Fitness for Spoonies – What’s That?

Hello!

I figured it would be a good idea to explain a few things before we really get into specific topics here on this website. More specifically, I wanted to answer some questions I am sure some folks will have the minute they click on any of my content.

So, let’s do that!

What is a ‘spoonie’?

A spoonie is someone who has a chronic medical condition that limits the amount of energy they have each day to do activities. That condition could be physical or mental, and some folks have more than one condition.

Why the term ‘spoonie’?

Well, there’s a metaphor for what it is like living with a chronic illness that has been on the internet for over 20 years – the spoon theory.
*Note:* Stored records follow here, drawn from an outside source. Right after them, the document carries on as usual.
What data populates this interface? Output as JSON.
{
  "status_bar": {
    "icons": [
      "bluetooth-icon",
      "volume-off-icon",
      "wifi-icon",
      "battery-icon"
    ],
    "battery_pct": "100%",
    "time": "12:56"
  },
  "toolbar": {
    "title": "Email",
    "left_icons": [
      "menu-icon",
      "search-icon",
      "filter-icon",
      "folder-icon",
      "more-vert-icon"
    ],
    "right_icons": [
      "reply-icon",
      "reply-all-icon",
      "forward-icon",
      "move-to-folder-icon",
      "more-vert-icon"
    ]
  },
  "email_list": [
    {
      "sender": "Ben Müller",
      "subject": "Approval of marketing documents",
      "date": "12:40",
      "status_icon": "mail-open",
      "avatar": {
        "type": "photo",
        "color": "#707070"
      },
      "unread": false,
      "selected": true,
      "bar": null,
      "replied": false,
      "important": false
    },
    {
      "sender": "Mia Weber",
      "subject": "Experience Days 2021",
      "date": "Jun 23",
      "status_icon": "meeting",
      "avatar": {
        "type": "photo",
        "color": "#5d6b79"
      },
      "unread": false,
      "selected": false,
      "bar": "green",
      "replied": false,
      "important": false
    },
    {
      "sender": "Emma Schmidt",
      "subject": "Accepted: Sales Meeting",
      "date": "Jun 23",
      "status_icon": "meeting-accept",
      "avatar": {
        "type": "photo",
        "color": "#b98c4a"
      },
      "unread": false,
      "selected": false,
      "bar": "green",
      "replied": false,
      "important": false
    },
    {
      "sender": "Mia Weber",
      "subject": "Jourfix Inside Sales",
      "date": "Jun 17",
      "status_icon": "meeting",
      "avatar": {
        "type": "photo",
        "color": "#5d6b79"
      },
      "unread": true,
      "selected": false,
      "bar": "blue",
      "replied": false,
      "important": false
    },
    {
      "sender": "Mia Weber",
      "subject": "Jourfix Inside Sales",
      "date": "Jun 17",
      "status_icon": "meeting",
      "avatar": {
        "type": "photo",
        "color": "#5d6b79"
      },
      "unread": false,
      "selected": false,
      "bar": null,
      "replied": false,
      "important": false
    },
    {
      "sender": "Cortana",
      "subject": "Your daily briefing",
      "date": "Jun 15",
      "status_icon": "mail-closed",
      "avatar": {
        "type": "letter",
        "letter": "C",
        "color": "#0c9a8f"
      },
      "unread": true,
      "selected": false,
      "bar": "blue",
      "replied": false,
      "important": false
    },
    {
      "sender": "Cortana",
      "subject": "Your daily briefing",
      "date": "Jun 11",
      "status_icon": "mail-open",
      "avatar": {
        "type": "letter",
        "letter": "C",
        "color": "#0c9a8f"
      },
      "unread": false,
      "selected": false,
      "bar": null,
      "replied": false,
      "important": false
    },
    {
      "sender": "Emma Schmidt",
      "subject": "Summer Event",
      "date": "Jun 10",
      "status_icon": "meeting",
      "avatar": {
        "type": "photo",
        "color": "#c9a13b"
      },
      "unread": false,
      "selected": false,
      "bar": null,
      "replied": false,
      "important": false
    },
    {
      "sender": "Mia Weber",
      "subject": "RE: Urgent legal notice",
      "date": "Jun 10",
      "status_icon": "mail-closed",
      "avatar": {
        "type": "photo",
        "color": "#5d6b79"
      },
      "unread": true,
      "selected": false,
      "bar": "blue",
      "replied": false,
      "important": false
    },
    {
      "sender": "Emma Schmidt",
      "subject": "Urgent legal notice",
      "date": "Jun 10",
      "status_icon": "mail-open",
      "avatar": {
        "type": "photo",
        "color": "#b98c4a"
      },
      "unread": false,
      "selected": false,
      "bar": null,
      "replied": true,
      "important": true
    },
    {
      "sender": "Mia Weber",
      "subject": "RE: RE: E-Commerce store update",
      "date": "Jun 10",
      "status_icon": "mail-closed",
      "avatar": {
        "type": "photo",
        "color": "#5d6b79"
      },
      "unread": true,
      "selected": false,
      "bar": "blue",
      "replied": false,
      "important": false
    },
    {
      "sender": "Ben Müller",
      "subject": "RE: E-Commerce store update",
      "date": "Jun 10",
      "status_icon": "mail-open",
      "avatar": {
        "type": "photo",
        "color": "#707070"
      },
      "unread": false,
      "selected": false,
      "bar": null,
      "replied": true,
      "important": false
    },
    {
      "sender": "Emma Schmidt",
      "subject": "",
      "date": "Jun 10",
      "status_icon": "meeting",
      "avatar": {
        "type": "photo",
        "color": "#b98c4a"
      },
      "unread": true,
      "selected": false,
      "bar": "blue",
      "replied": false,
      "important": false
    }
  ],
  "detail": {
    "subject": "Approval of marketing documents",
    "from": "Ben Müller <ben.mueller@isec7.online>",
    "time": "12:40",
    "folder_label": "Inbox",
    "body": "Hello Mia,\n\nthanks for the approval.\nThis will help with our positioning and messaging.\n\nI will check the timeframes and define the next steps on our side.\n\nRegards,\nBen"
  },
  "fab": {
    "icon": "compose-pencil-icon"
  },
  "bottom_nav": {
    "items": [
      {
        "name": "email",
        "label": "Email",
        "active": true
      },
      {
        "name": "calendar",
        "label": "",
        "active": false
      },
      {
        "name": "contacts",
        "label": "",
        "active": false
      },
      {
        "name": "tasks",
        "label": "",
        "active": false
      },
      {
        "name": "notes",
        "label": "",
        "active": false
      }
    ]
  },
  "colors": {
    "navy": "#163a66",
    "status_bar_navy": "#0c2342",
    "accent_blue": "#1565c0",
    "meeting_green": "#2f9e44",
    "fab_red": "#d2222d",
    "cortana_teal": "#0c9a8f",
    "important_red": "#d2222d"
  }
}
This was originally written by Christine Miserandino, who has Lupus and was trying to explain to a friend what it’s like having a chronic illness that effects your body, mind and energy levels in such a profound way. They were at a diner having a bite to eat, and she decided to use the spoons on the table (and on all the other nearby tables!) to illustrate how it feels to live in her body.

Please do read her telling of the story of how the spoon theory was born! But in short, here’s the idea:

Spoons represent a unit of energy. You only get so many of them each day. Every task you do will take up some of that energy. Note that tasks can be physical, mental, emotional, or a combination – all of those things require energy. Simple tasks, like getting out of bed, might be one spoon. More difficult tasks, like making dinner, or calling someone when you have phone anxiety, could be three spoons. And even more difficult tasks, like going to the doctor, going to the gym, or having a meeting with your boss, could be five spoons (or more!).

A person without chronic illness might have 30 spoons in a day.

A person with a chronic illness might have 10. (They might have even less than that – different folks have different baselines, depending on the specifics of their condition.)

Why the difference? Because folks with chronic illnesses have factors that ‘eat in’ to their energy stores, before they even open their eyes in the morning. Just having a chronic condition takes up a lot of energy.

Being a Spoonie and Spending Energy

You can probably see that spoonies need to think carefully about how they spend their energy. If we only have limited energy to start with, we need to carefully choose where to spend it.

That means that on a good day, you might be able to go out with friends for a coffee, or go for a nice walk. You’ll have the spoons in reserve to do that.

But this also means that we have days where our spoons are all used up against our will. For example, a day that is a bad pain flare. Or a day that you undergo a bunch of medical testing.

Unfortunately, we can’t just go to bed earlier, or go on vacation, or do the things that normal folks do in order to refresh that energy. That doesn’t work when you have a chronic illness. You can’t ignore your pain, fatigue, and symptoms, and all of those take up energy each and every day.

And furthermore, most of us with chronic medical conditions have a list of things we need to do each day just to function. These are things like taking medications at the right time and in the right order. For some this takes up a lot of mental energy, just sorting pills/creams/etc and remembering to take everything! It’s also things like making sure you have access to safe food as many spoonies have specific dietary requirements. Or, making time each day to do your physiotherapy exercises. You can’t just skip them, because doing that means more pain and less ability to function.

Why Fitness for Spoonies?

Folks with chronic conditions often want to participate in physical fitness, but find their options are limited. Most fitness is geared towards able-bodied folks. Now yes, there is fitness content for differently-abled bodies! But, most of that isn’t geared towards those of us dealing with chronic pain and fatigue.

So that’s why I wanted to write about my own journey, research, and what I’ve learned. Maybe it will help someone else out there who would like to be more active, but just isn’t sure how.